HELP. THANKS TO ANYONE WHO MIGHT KNOW THE ANSWERS TO THESE QUESTIONS.
All documents (with the exception of naturalization documents) in your direct line have to be translated into Italian. The translations can be performed by any competent translator (you can self translate as well). All documents originating in a jurisdiction outside of your consulate has to authenticate the document and translation. If you are applying at NY (CT is within NY jurisdiction) and your BC is from LA then you would have to have it authenticated by LA. If you were born in NY then authentication is not required for that document.
Thanks so much for your reply. All of our documents which are written in English were issued by the State of Connecticut. If I understnad you correctly I can translate them and this will be acceptable to the Italian Consulate in New York. Would they be acceptable to the Boston Consulate?
Must I sign them as translator? Do they have to be notarized? I'm sorry to be imposing on you with all these questions but my son (who lives in Boston)has asked me to accumulate the documents for him. My other children will apply in New York, unless they can apply in Boston also.
I am an 80 year old senior citizen and my children think as a retired person I have nothing to do. It is rather interesting,though frustrating at times.

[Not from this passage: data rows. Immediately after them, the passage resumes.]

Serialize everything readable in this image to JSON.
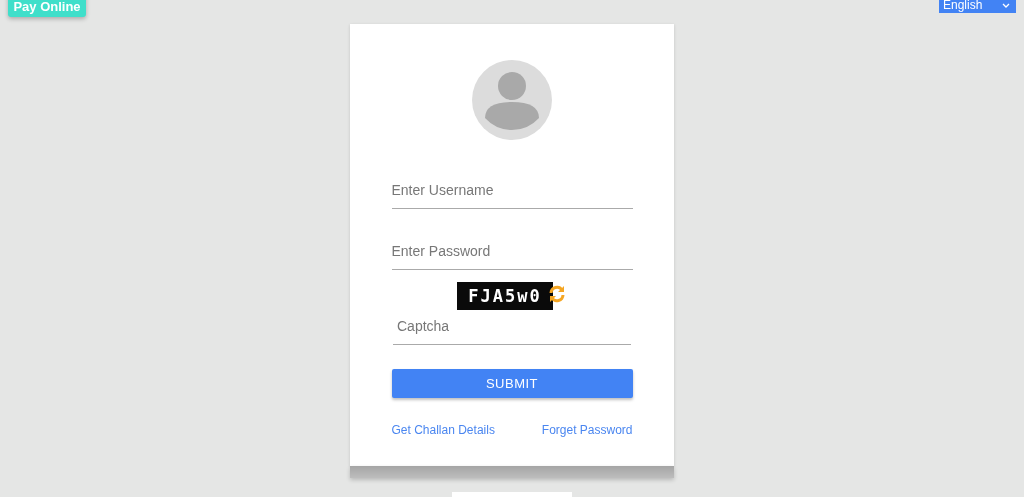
{
  "pay_button": {
    "label": "Pay Online"
  },
  "language_select": {
    "value": "English"
  },
  "login": {
    "username": {
      "placeholder": "Enter Username"
    },
    "password": {
      "placeholder": "Enter Password"
    },
    "captcha": {
      "code": "FJA5w0",
      "input": {
        "placeholder": "Captcha"
      }
    },
    "submit": "SUBMIT",
    "links": [
      "Get Challan Details",
      "Forget Password"
    ]
  }
}
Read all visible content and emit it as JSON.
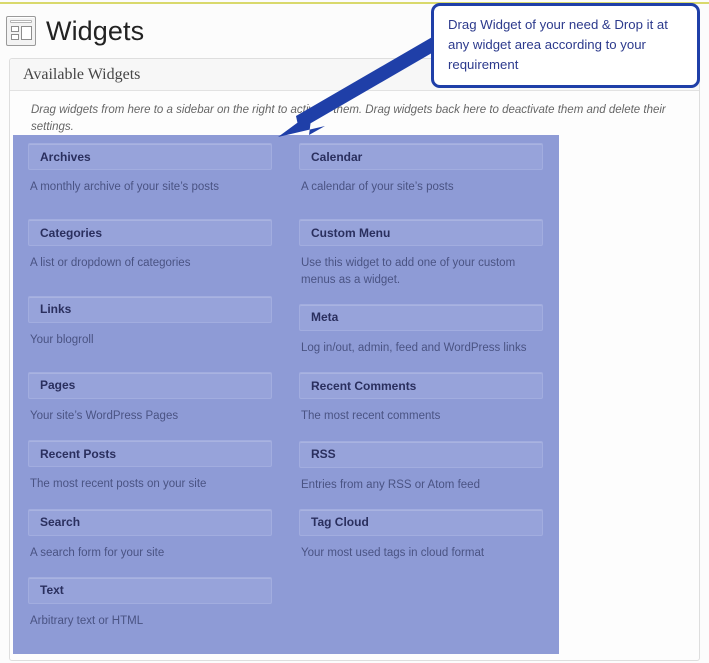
{
  "page": {
    "title": "Widgets",
    "icon": "widgets-layout-icon"
  },
  "panel": {
    "heading": "Available Widgets",
    "description": "Drag widgets from here to a sidebar on the right to activate them. Drag widgets back here to deactivate them and delete their settings."
  },
  "widgets": {
    "left_column": [
      {
        "title": "Archives",
        "description": "A monthly archive of your site’s posts",
        "spacing": "gap-xl"
      },
      {
        "title": "Categories",
        "description": "A list or dropdown of categories",
        "spacing": "gap-xl"
      },
      {
        "title": "Links",
        "description": "Your blogroll",
        "spacing": "gap-xl"
      },
      {
        "title": "Pages",
        "description": "Your site’s WordPress Pages",
        "spacing": "gap-l"
      },
      {
        "title": "Recent Posts",
        "description": "The most recent posts on your site",
        "spacing": "gap-l"
      },
      {
        "title": "Search",
        "description": "A search form for your site",
        "spacing": "gap-l"
      },
      {
        "title": "Text",
        "description": "Arbitrary text or HTML",
        "spacing": "gap-m"
      }
    ],
    "right_column": [
      {
        "title": "Calendar",
        "description": "A calendar of your site’s posts",
        "spacing": "gap-xl"
      },
      {
        "title": "Custom Menu",
        "description": "Use this widget to add one of your custom menus as a widget.",
        "spacing": "gap-l"
      },
      {
        "title": "Meta",
        "description": "Log in/out, admin, feed and WordPress links",
        "spacing": "gap-l"
      },
      {
        "title": "Recent Comments",
        "description": "The most recent comments",
        "spacing": "gap-l"
      },
      {
        "title": "RSS",
        "description": "Entries from any RSS or Atom feed",
        "spacing": "gap-l"
      },
      {
        "title": "Tag Cloud",
        "description": "Your most used tags in cloud format",
        "spacing": "gap-m"
      }
    ]
  },
  "annotation": {
    "text": "Drag Widget of your need & Drop it at any widget area according to your requirement",
    "arrow": "down-left-arrow",
    "color": "#1f3fa8"
  },
  "colors": {
    "drag_overlay": "#8e9bd6",
    "widget_title_bar": "#97a3da",
    "annotation_blue": "#1f3fa8",
    "top_rule_yellow": "#d9d96c"
  }
}
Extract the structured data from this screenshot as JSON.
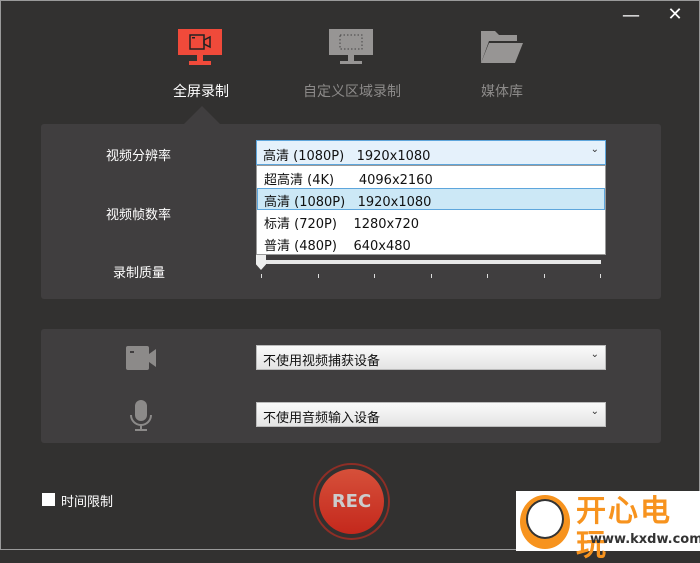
{
  "window": {
    "minimize_icon": "minimize-icon",
    "close_icon": "close-icon"
  },
  "tabs": [
    {
      "label": "全屏录制",
      "icon": "monitor-camera-icon",
      "active": true
    },
    {
      "label": "自定义区域录制",
      "icon": "monitor-region-icon",
      "active": false
    },
    {
      "label": "媒体库",
      "icon": "folder-icon",
      "active": false
    }
  ],
  "video": {
    "resolution_label": "视频分辨率",
    "resolution_value": "高清 (1080P)   1920x1080",
    "resolution_options": [
      "超高清 (4K)      4096x2160",
      "高清 (1080P)   1920x1080",
      "标清 (720P)    1280x720",
      "普清 (480P)    640x480"
    ],
    "selected_index": 1,
    "framerate_label": "视频帧数率",
    "quality_label": "录制质量",
    "quality_value": 0
  },
  "devices": {
    "camera_value": "不使用视频捕获设备",
    "audio_value": "不使用音频输入设备"
  },
  "footer": {
    "time_limit_label": "时间限制",
    "time_limit_checked": false,
    "rec_label": "REC"
  },
  "watermark": {
    "text": "开心电玩",
    "url": "www.kxdw.com"
  },
  "colors": {
    "accent": "#f04a3a",
    "bg": "#323130",
    "panel": "#403e3f"
  }
}
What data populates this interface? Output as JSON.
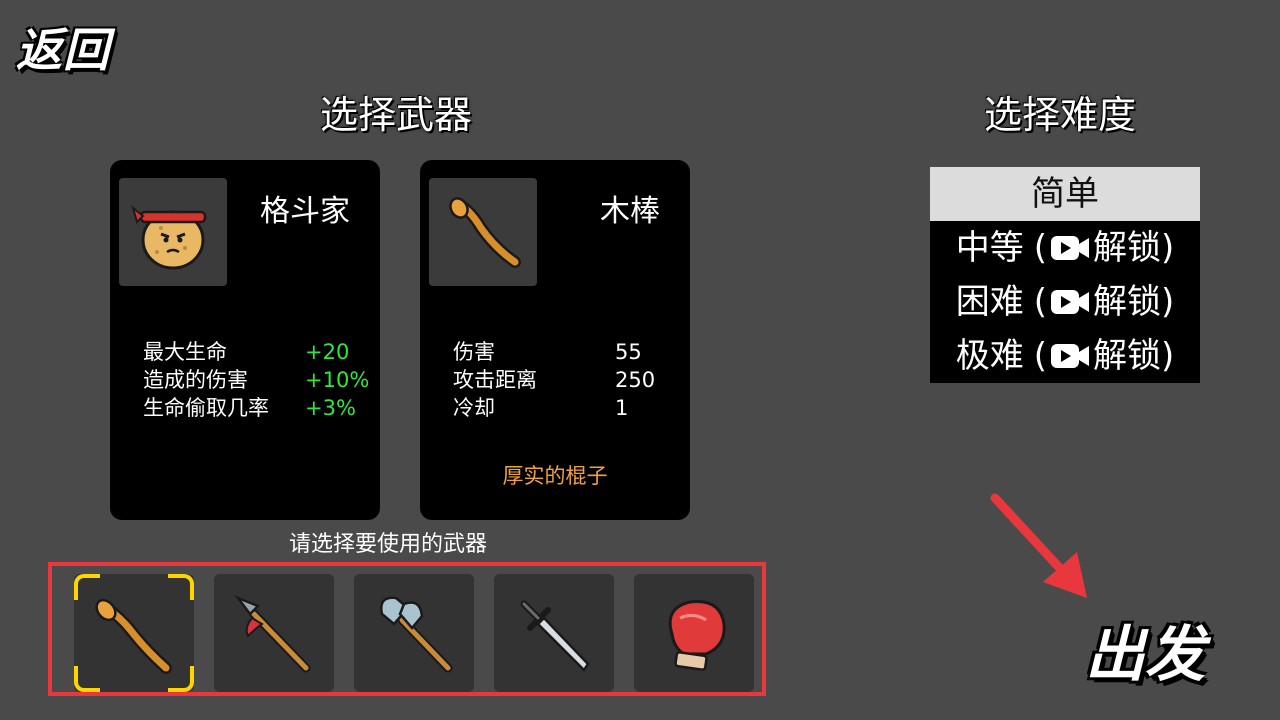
{
  "nav": {
    "back_label": "返回",
    "go_label": "出发"
  },
  "weapon_section": {
    "title": "选择武器",
    "hint": "请选择要使用的武器"
  },
  "character_card": {
    "name": "格斗家",
    "stats": [
      {
        "label": "最大生命",
        "value": "+20"
      },
      {
        "label": "造成的伤害",
        "value": "+10%"
      },
      {
        "label": "生命偷取几率",
        "value": "+3%"
      }
    ]
  },
  "weapon_card": {
    "name": "木棒",
    "stats": [
      {
        "label": "伤害",
        "value": "55"
      },
      {
        "label": "攻击距离",
        "value": "250"
      },
      {
        "label": "冷却",
        "value": "1"
      }
    ],
    "description": "厚实的棍子"
  },
  "weapon_slots": [
    {
      "icon": "wooden-club-icon",
      "selected": true
    },
    {
      "icon": "spear-icon",
      "selected": false
    },
    {
      "icon": "battle-axe-icon",
      "selected": false
    },
    {
      "icon": "sword-icon",
      "selected": false
    },
    {
      "icon": "boxing-glove-icon",
      "selected": false
    }
  ],
  "difficulty_section": {
    "title": "选择难度",
    "options": [
      {
        "label": "简单",
        "locked": false,
        "selected": true
      },
      {
        "label": "中等",
        "prefix": "(",
        "lock_text": "解锁)",
        "locked": true,
        "selected": false
      },
      {
        "label": "困难",
        "prefix": "(",
        "lock_text": "解锁)",
        "locked": true,
        "selected": false
      },
      {
        "label": "极难",
        "prefix": "(",
        "lock_text": "解锁)",
        "locked": true,
        "selected": false
      }
    ]
  },
  "colors": {
    "background": "#4a4a4a",
    "positive_stat": "#2ee83a",
    "description": "#f2a23a",
    "selection_frame": "#e8383d",
    "selected_slot_corner": "#ffd400"
  }
}
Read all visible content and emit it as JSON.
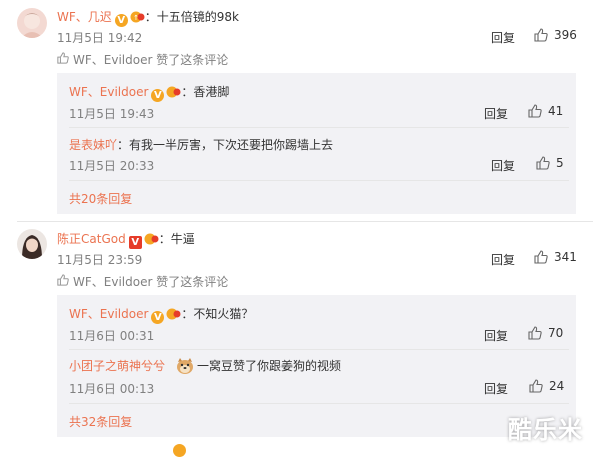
{
  "colors": {
    "name": "#eb7350",
    "text": "#333333",
    "muted": "#808080",
    "reply_bg": "#f2f2f5"
  },
  "comments": [
    {
      "user": "WF、几迟",
      "text": "：十五倍镜的98k",
      "time": "11月5日 19:42",
      "reply_label": "回复",
      "likes": "396",
      "liked_by": "WF、Evildoer 赞了这条评论",
      "replies": [
        {
          "user": "WF、Evildoer",
          "text": "：香港脚",
          "time": "11月5日 19:43",
          "reply_label": "回复",
          "likes": "41"
        },
        {
          "user": "是表妹吖",
          "text": "：有我一半厉害，下次还要把你踢墙上去",
          "time": "11月5日 20:33",
          "reply_label": "回复",
          "likes": "5"
        }
      ],
      "more": "共20条回复"
    },
    {
      "user": "陈正CatGod",
      "text": "：牛逼",
      "time": "11月5日 23:59",
      "reply_label": "回复",
      "likes": "341",
      "liked_by": "WF、Evildoer 赞了这条评论",
      "replies": [
        {
          "user": "WF、Evildoer",
          "text": "：不知火猫？",
          "time": "11月6日 00:31",
          "reply_label": "回复",
          "likes": "70"
        },
        {
          "user": "小团子之萌神兮兮",
          "text": "一窝豆赞了你跟姜狗的视频",
          "time": "11月6日 00:13",
          "reply_label": "回复",
          "likes": "24"
        }
      ],
      "more": "共32条回复"
    }
  ],
  "watermark": "酷乐米"
}
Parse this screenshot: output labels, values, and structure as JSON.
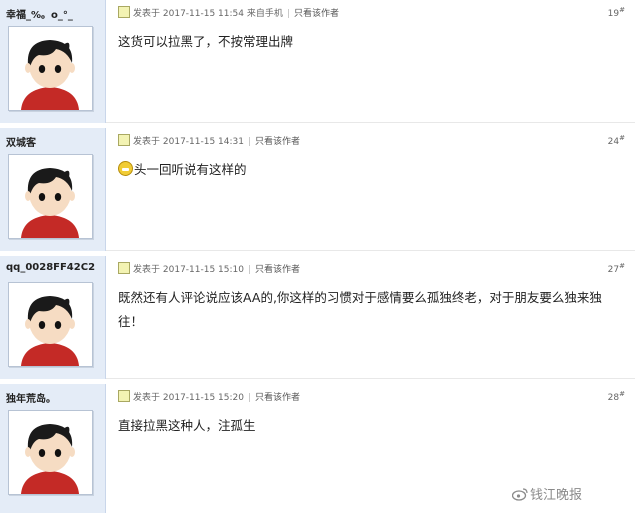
{
  "posts": [
    {
      "username": "幸福_%。o_°_",
      "posted_label": "发表于",
      "datetime": "2017-11-15 11:54",
      "source": "来自手机",
      "only_author": "只看该作者",
      "floor": "19",
      "floor_mark": "#",
      "content": "这货可以拉黑了，不按常理出牌",
      "has_emoji": false
    },
    {
      "username": "双城客",
      "posted_label": "发表于",
      "datetime": "2017-11-15 14:31",
      "source": "",
      "only_author": "只看该作者",
      "floor": "24",
      "floor_mark": "#",
      "content": "头一回听说有这样的",
      "has_emoji": true,
      "emoji_icon": "grin-emoji-icon"
    },
    {
      "username": "qq_0028FF42C2",
      "posted_label": "发表于",
      "datetime": "2017-11-15 15:10",
      "source": "",
      "only_author": "只看该作者",
      "floor": "27",
      "floor_mark": "#",
      "content": "既然还有人评论说应该AA的,你这样的习惯对于感情要么孤独终老，对于朋友要么独来独往！",
      "has_emoji": false
    },
    {
      "username": "独年荒岛。",
      "posted_label": "发表于",
      "datetime": "2017-11-15 15:20",
      "source": "",
      "only_author": "只看该作者",
      "floor": "28",
      "floor_mark": "#",
      "content": "直接拉黑这种人，注孤生",
      "has_emoji": false
    }
  ],
  "watermark": {
    "text": "钱江晚报",
    "icon": "weibo-icon"
  },
  "colors": {
    "sidebar": "#e4ecf7",
    "text": "#222222",
    "meta": "#666666"
  }
}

You can translate the documents for the Boston consulate as well. For the Boston consulate you would have to have them authenticated by the NY consulate. You do not have to sign or notarized the translations. All of the documents must be long form and they must be apostilled. Acquiring documents is very expensive in CT relative to other states.
The consulate's require that you prove residency with a drivers license and in some cases a utility bill. You are obligated to use the consulate where you reside.
Ask as many questions as you need to it is not an imposition. I would not have been recognized without the help of others on this board. The process can be difficult and frustrating at times it takes detrmination and lots of patience.
I've just posted a separate thread about "validation of documents" which seems to be, possibly, the same thing.
Do only the translations have to be certified? What about the documents themselves? (It's confusing since the documents themselves would have the authentication from state authorities via the apostille.)
The two things are actually different. A certified translation refers to when a translator signs a statement certifying to the accuracy of the translation. Authentication of a document (sometimes referred to as legalizing) refers to the process where a consulate reviews the document, Apostille and translation and issues a statement authenticating the document.
Generally translations do not have to be certified, however each consulate has different requirements and these do change from time to time.
Documents have to be authenticated when the document originates outside the jurisdiction of the consulate to which you are applying. Not all consulates require the applicant to get their documents authenticated, Boston and SF apparently send the documents to the other consulates on your behalf.